In late 2015, 15 million T-Mobile customers learned that they had been victims of a two-year security breach at Experian. Since then, the 150-million victim Equifax breach has made the Experian breach look kind of puny, but at the time it became public it was a Big [expletive] Deal.
Of course, a class-action lawsuit was filed against Experian shortly after the breach became public. In late 2018, a settlement was announced. The court gave final approval to the settlement in May 2019, and the administrators have recently begun notifying class members by email about how to claim the two years of free credit monitoring and identity theft insurance provided for in the settlement.
Unfortunately, most of the victims will never see those emails because of gross incompetence and malfeasance by the people sending them.
The emails are being sent with this From line:
From: "In re Experian Data Breach Litigation Settlement Administrator" <firstname.lastname@example.org>
The domain “classact.com” shown in the From line is protected by this DMARC policy:
$ host -t txt _dmarc.classact.com _dmarc.classact.com descriptive text "v=DMARC1; pct=100; p=reject; sp=reject; adkim=r; aspf=r"
DMARC is an email authentication policy protocol. It tells servers that receive email from a domain what to do if they’re unable to verify from the headers that the email actually comes from that domain. The policy shown above says to reject (“
p=reject“) all (“
pct=100“) messages that can’t be verified.
Unfortunately, that includes the email messages from the settlement administrators, because the domain in the from line (“classact.com”) doesn’t match the domain of the servers sending the message (“bluehornet.com”).
As of 2017, 76% of email accounts in the world were on servers that enforce DMARC (ref). That number is even higher now. That means that the vast majority of victims who were sent this email are never going to see it, because their servers are going to reject it.
The incompetence displayed here is truly staggering.
I will be sending email to the settlement administrators (Robinson Calcagnie, Inc. and Ahdoot & Wolfson, PC) asking them to address this, but they will probably ignore me. After all, why should they care? They get their money whether or not the victims receive what they were promised. The only people who come out ahead in class-action lawsuits are the lawyers.
UPDATE: When I attempted to email the settlement administrators about this problem, my email bounced from two of the people on the list, because the list (email@example.com) is hosted on outlook.com, which regularly modifies email messages when forwarding them and breaks DKIM signatures (ref), despite the fact that the people at Microsoft who run outlook.com have known about this problem for years.
Don’t believe it’s gross incompetence and malfeasance.

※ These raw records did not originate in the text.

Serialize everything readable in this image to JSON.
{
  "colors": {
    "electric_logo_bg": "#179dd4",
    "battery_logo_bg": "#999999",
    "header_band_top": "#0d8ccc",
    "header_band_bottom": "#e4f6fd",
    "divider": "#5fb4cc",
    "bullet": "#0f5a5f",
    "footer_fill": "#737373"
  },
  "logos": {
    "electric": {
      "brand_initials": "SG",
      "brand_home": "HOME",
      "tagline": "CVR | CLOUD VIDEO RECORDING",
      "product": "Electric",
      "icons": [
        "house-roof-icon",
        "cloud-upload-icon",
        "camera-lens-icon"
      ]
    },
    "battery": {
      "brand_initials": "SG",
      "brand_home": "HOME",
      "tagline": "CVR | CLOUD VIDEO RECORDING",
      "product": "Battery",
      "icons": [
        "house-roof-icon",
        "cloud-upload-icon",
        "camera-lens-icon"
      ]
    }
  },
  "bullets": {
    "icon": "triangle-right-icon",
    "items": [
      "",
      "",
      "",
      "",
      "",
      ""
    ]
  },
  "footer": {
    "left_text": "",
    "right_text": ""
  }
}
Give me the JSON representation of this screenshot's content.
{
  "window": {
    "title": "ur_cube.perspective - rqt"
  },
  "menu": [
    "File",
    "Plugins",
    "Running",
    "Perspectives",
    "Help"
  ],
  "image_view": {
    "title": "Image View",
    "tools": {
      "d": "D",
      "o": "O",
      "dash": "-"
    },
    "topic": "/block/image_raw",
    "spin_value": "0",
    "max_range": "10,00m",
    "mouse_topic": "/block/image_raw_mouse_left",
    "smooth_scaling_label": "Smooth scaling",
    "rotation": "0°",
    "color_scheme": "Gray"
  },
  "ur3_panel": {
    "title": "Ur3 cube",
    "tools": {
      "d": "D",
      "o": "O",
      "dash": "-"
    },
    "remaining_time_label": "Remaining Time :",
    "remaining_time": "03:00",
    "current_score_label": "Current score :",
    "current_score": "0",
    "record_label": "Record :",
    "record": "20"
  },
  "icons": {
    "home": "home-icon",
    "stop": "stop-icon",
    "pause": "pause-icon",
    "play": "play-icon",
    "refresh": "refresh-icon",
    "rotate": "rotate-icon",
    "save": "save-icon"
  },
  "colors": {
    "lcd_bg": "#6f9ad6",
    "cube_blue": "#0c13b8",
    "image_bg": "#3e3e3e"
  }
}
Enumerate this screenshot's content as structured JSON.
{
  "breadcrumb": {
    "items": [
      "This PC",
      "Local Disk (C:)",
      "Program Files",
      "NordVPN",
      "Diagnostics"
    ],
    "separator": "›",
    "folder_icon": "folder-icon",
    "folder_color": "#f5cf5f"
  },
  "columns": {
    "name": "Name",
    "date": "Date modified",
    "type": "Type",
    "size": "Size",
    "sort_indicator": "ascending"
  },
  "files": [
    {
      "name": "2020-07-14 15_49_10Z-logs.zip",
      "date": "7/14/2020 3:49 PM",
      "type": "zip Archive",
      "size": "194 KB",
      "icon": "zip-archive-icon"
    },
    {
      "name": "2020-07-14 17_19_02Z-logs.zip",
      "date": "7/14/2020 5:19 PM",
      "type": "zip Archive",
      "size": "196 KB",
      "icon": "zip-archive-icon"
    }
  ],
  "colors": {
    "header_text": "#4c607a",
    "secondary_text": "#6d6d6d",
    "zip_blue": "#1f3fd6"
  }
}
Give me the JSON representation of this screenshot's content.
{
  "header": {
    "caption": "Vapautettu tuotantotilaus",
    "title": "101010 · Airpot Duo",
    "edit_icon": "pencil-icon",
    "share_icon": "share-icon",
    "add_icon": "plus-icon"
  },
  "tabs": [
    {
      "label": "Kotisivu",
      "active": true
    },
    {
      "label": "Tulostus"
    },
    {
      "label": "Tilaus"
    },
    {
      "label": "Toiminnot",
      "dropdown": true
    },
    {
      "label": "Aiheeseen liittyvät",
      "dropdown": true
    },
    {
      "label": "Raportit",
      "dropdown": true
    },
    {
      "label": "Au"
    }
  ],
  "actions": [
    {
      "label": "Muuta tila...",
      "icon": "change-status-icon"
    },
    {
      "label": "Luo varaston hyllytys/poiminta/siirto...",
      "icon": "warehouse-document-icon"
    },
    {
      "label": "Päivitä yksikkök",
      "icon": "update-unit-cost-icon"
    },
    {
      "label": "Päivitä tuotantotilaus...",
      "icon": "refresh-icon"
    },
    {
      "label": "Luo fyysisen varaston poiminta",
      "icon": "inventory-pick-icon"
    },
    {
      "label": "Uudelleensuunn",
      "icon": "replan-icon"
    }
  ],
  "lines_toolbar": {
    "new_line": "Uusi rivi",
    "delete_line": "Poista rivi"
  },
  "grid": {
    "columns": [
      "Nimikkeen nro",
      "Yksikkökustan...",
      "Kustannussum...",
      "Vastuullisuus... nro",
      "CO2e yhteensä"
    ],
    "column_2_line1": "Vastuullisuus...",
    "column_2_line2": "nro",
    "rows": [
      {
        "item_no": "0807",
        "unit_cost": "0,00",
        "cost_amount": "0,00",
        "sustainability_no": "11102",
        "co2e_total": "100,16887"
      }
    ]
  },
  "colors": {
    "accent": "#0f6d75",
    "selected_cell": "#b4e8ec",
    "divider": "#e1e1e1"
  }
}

It’s pure Genius. Make it look like you are responsible and following the judge’s order. I am a TMO customer and I haven’t seen this email. Yes they successfully send all their marketing crap….
Great article, we should probably build and maintain a “DMARC test failures Hall Of Shame”, featuring the likes of Oracle, Trendmicro or Vodafone 🙂
1. Trendmicro headers:
Authentication-Results: mx1/3B2A4E4549; dmarc=fail (p=reject dis=none) header.from=edmapac.trendmicro.com
Authentication-Results: mx1; spf=pass (mailfrom) smtp.mailfrom=envfrm.rsys2.com (client-ip=18.104.22.168; helo=omp.newsletters.trendmicro.com; firstname.lastname@example.org; receiver=)
Misconfiguration: domain alignment
DNS: _dmarc.edmapac.trendmicro.com TXT “v=DMARC1; p=reject; pct=100”
2. Vodafone headers:
Authentication-Results: mx1/45FB2E4AF4; dmarc=fail (p=reject dis=none) header.from=email.vodafone.com.au
Authentication-Results: mx1; spf=pass (mailfrom) smtp.mailfrom=envfrm.rsys5.com (client-ip=22.214.171.124; helo=omptrans.e.myvha.com.au; email@example.com; receiver=)
Same misconfiguration – domain alignment:
DNS: _dmarc.email.vodafone.com.au TXT “v=DMARC1; p=reject; pct=100”
How do such big guns get away with such crass incompetence?
Tell me about it. I also run DMARC on my inbound mail server, and I generate and send daily aggregate reports for any domains that request them in their DMARC records. I use a one-strike-you’re-out rule: if my aggregate report email bounces even once from any domain, I block that domain from any future aggregate reports. So far I’m blocking aggregate reports for 329 domains. Now, many of those are just spam domains which create bogus DMARC records to make their spam look more legitimate, but some of them are surprising.
Here are some of the domains which have bounced aggregate DMARC reports from me:
lookout.com (security company!)
trendmicro.com (security company!)
mail.malwarebytes.com (security company!)
julianforthefuture.com (Julian Castro’s campaign)
mail.vresp.com (a large bulk email provider!)
lastpass.com (security company!)